PROCEDURES A sandwich ELISA was developed and analytically validated by determining the lower limit of detection, linearity, accuracy, precision, and reproducibility. Reference intervals for α1-PI concentrations in serum and feces of common marmosets were calculated.

RESULTS The standard curve was generated for concentrations between 1 and 100 ng/mL. Mean ± SD observed-to-expected ratio for serial dilutions of serum and fecal samples was 117.1 ± 5.6% (range, 112.2% to 123.0%) and 106.1 ± 19.7% (range, 82.6% to 130.2%), respectively. Mean observed-to-expected ratio for spiking recovery of serum and fecal samples was 102.9 ± 12.1% (range, 86.8% to 115.8%) and 97.9 ± 19.0% (range, 83.0% to 125.1%), respectively. Reference interval for serum concentrations of α1-PI was 1,254 to 1,813 μg/mL, for 3-day mean fecal concentrations was 11.5 to 42.2 μg/g of feces, and for 3-day maximum fecal concentrations was 13.2 to 51.2 μg/g of feces.

CONCLUSIONS AND CLINICAL RELEVANCE The ELISA was linear, accurate, precise, and reproducible for quantification of α1-PI concentrations in serum and feces of common marmosets. However, the ELISA had limited linearity and accuracy for spiking recovery of fecal samples.

Abstract

OBJECTIVE To develop and validate a sandwich ELISA for the measurement of α1-proteinase inhibitor (α1-PI) concentrations in serum and fecal samples obtained from common marmosets (Callithrix jacchus).

SAMPLE Leftover serum (n = 42) and fecal (23) samples submitted for diagnostic testing; paired serum and fecal samples obtained from 30 common marmosets at 2 research colonies.

PROCEDURES A sandwich ELISA was developed and analytically validated by determining the lower limit of detection, linearity, accuracy, precision, and reproducibility. Reference intervals for α1-PI concentrations in serum and feces of common marmosets were calculated.

RESULTS The standard curve was generated for concentrations between 1 and 100 ng/mL. Mean ± SD observed-to-expected ratio for serial dilutions of serum and fecal samples was 117.1 ± 5.6% (range, 112.2% to 123.0%) and 106.1 ± 19.7% (range, 82.6% to 130.2%), respectively. Mean observed-to-expected ratio for spiking recovery of serum and fecal samples was 102.9 ± 12.1% (range, 86.8% to 115.8%) and 97.9 ± 19.0% (range, 83.0% to 125.1%), respectively. Reference interval for serum concentrations of α1-PI was 1,254 to 1,813 μg/mL, for 3-day mean fecal concentrations was 11.5 to 42.2 μg/g of feces, and for 3-day maximum fecal concentrations was 13.2 to 51.2 μg/g of feces.

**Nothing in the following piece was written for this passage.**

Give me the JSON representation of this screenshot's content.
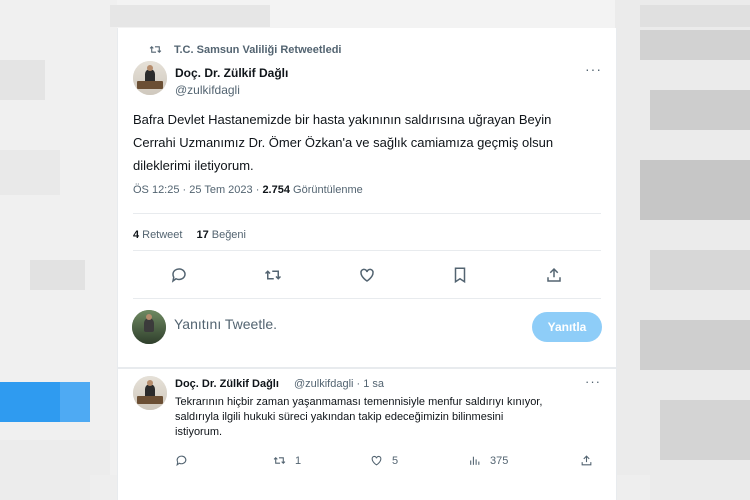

CONCLUSIONS AND CLINICAL RELEVANCE The ELISA was linear, accurate, precise, and reproducible for quantification of α1-PI concentrations in serum and feces of common marmosets. However, the ELISA had limited linearity and accuracy for spiking recovery of fecal samples.

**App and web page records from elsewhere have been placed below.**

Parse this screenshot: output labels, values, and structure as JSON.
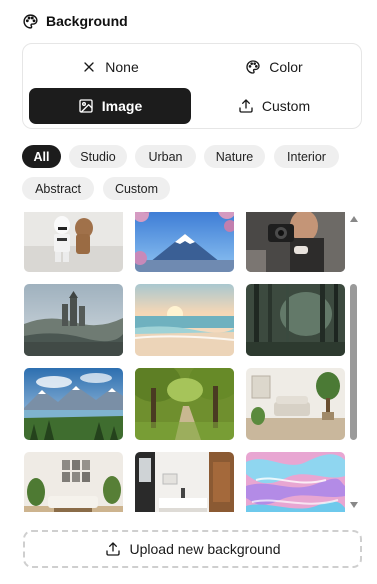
{
  "panel": {
    "title": "Background",
    "title_icon": "palette-icon"
  },
  "modes": {
    "none": {
      "label": "None",
      "icon": "close-icon"
    },
    "color": {
      "label": "Color",
      "icon": "palette-icon"
    },
    "image": {
      "label": "Image",
      "icon": "image-icon",
      "selected": true
    },
    "custom": {
      "label": "Custom",
      "icon": "upload-icon"
    }
  },
  "categories": [
    {
      "label": "All",
      "active": true
    },
    {
      "label": "Studio",
      "active": false
    },
    {
      "label": "Urban",
      "active": false
    },
    {
      "label": "Nature",
      "active": false
    },
    {
      "label": "Interior",
      "active": false
    },
    {
      "label": "Abstract",
      "active": false
    },
    {
      "label": "Custom",
      "active": false
    }
  ],
  "gallery": {
    "thumbnails": [
      "stormtrooper-toy",
      "mount-fuji-blossoms",
      "person-with-camera",
      "misty-castle",
      "beach-sunset",
      "misty-forest",
      "mountain-lake-valley",
      "tree-lined-path",
      "living-room-plants",
      "modern-living-room",
      "modern-kitchen",
      "pink-blue-fluid-art"
    ]
  },
  "upload": {
    "label": "Upload new background",
    "icon": "upload-icon"
  },
  "colors": {
    "selected_bg": "#1c1c1c",
    "chip_bg": "#efefef",
    "border": "#e6e6e6"
  }
}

Contributor Notes

Address correspondence to Dr. Parambeth (JCyrus@cvm.tamu.edu).